The spinning reel is likely the most popular reel in the fishing industry. From tiny 500 series ice or bluegill fishing all the way to 8000 size behemoth reels that can pull in monster fish the spinning reel can literally do it all. What sets it apart from all the other types of reels is its ease of use. Before I get into the basics of how to use a spinning reel, I will go over the basics in the parts and mechanics of the reel.
One of the most noticeable parts of the reel is the spool and the metal “bar” that goes around about half of the spool. This semi-circular bar is called a bail and serves as one of the most important parts of the reel which I will explain later. The circular part that holds the line is called the spool and even though it looks like it spins, it actually does not. Next up is the handle which is the extension off the reel that normally has some sort of grip on it. I have several that have simple plastic formed to be able to be held between the angler’s index finger and thumb. Others are fancier with rubberized handles or are larger to give more surface area for that additional grip. The last piece that is very obvious is the reel stem. This “T” is what connects the reel to the rod as it extends from the body of the reel and is secured with a screw down fastener system on the reel holder of the rod.
With the most pronounced parts of the reel identified we can now move on to the less noticeable parts of the reel. On the top of the spool there is normally a piece of plastic that can look like a crank of a handle. This is the drag adjustment, as you tighten the drag the harder it is for the line to come off the spool. Another small lever is normally hidden at the front of the body that switches back and forth. This lever will allow the reel to either move back and forth or to only move feely in one direction and not in the other direction. This is one of the least used features I have ever seen used and can personally say it is not something I have ever taken advantage of. The last little round cover that screws on is at the opposite end of the handle. By unscrewing this, the handle will normally fold down for just a touch of reduction in size for storage. By unscrewing it completely, the handle will come completely off so it can be switched from right to left hand. This is a huge benefit to those that are left-handed and is the one kind of reel where a lefty does not have to think about how to be comfortable when fishing.
Drag adjustment looks like a crank on the top of the spool
Okay so let’s start with the orientation of the reel. This is a major point! To put it simply, a right-handed reel is held with the right hand and is cranked with your left hand. The reel faces towards the floor and the stem normally fits between the middle and ring finger of your dominant hand and is cranked with your non-dominant hand. While you are turning the handle, you will notice the bail of the reel and the part of the reel that it is attached to will begin to spin around the spool. This spinning is how this kind of reel got its name; the spinning motion of the bail will guide the line back onto the spool. So, a question would be at this point is now that we know how the line will come back on the spool, how will the line come off of the spool. Most of the time that would be done in the casting process.
Line guide on the bail of the reel
Before we get to casting, we should discuss how the line works with the reel. Upon inspecting the bail, you will find a groove or indent where the line guide is located.

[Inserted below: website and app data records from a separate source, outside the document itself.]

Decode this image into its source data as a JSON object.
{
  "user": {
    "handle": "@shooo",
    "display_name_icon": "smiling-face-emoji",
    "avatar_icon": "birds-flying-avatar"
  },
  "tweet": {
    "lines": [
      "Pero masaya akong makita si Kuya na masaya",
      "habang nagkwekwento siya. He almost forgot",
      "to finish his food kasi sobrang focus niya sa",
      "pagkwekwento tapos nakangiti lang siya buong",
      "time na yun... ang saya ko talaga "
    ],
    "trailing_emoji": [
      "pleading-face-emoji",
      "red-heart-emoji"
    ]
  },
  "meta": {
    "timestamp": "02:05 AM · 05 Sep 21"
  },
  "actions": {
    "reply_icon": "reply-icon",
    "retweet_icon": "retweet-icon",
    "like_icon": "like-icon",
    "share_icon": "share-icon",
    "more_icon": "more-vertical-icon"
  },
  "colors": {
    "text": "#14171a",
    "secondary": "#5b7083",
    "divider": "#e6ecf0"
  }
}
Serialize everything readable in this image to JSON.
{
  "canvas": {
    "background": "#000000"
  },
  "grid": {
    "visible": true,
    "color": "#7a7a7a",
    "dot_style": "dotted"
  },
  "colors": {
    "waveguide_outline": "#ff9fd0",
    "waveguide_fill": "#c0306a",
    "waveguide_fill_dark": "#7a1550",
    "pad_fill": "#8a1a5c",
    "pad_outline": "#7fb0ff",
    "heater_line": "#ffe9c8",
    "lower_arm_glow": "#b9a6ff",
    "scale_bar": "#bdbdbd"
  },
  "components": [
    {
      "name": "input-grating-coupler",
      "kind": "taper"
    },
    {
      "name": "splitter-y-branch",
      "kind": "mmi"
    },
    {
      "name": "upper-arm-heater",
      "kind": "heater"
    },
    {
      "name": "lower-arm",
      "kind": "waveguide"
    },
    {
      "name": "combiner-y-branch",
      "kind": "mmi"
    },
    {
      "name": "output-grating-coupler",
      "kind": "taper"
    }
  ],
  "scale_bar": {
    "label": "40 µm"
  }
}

This is another important part of using a spinning reel, you must be sure that the line coming off the spool is fed under the bail before going through the eyes of the rod and eventually to the rig of choice for the fishing you are going to do. Simple enough but this part is vital when learning how to cast. Let’s go over that now.
While holding the reel in the hand you choose, you simply turn the handle until the line guide and line is closest to the rod. Now, imagine a simple finger gun that you might have done as a kid while making a “pew, pew” kinda sound. With this in mind, extend your pointer finger and curl it around the line where your first joint is from the top of your finger. This is the first part of the casting process. What you might only realize now is that the bail will flip up a bit past perpendicular to the top of the reel. At this point the casting action is the process of holding the line with your pointer finger, flip up the bail, look behind you and bring your rod back over the shoulder you are holding the reel. Imagining your head is straight up and down at a 12 position, bring the rod tip back to the 2 o’clock position and cast with a single motion bringing the rod to the 10 o’clock position and as your rod is approaching the 10, let the line loose and let your finger go back to a “finger gun” and release the line.
Little round cover on the opposite end of the handle
After the cast is complete, most reels will flip the bail over as soon as you turn the handle. That is fine but many times I will simply flip the bail over after the cast myself. At that point, you can turn the handle a bit and reel in any line that is slack. Now let’s say you have transitioned from fishing to catching! Fish on!
Turn the handle a bit and be sure the hook is secure. The drag should be set to let out line when needed, not too tight where there is too much tension on the line and not too loose where the line comes streaming off the reel. It’s a feel thing that anglers get to know as you catch more fish and understand the targets you are fishing for.
I certainly hope that this was helpful for you, as always please let me know how it works out for you as you become a spinning master!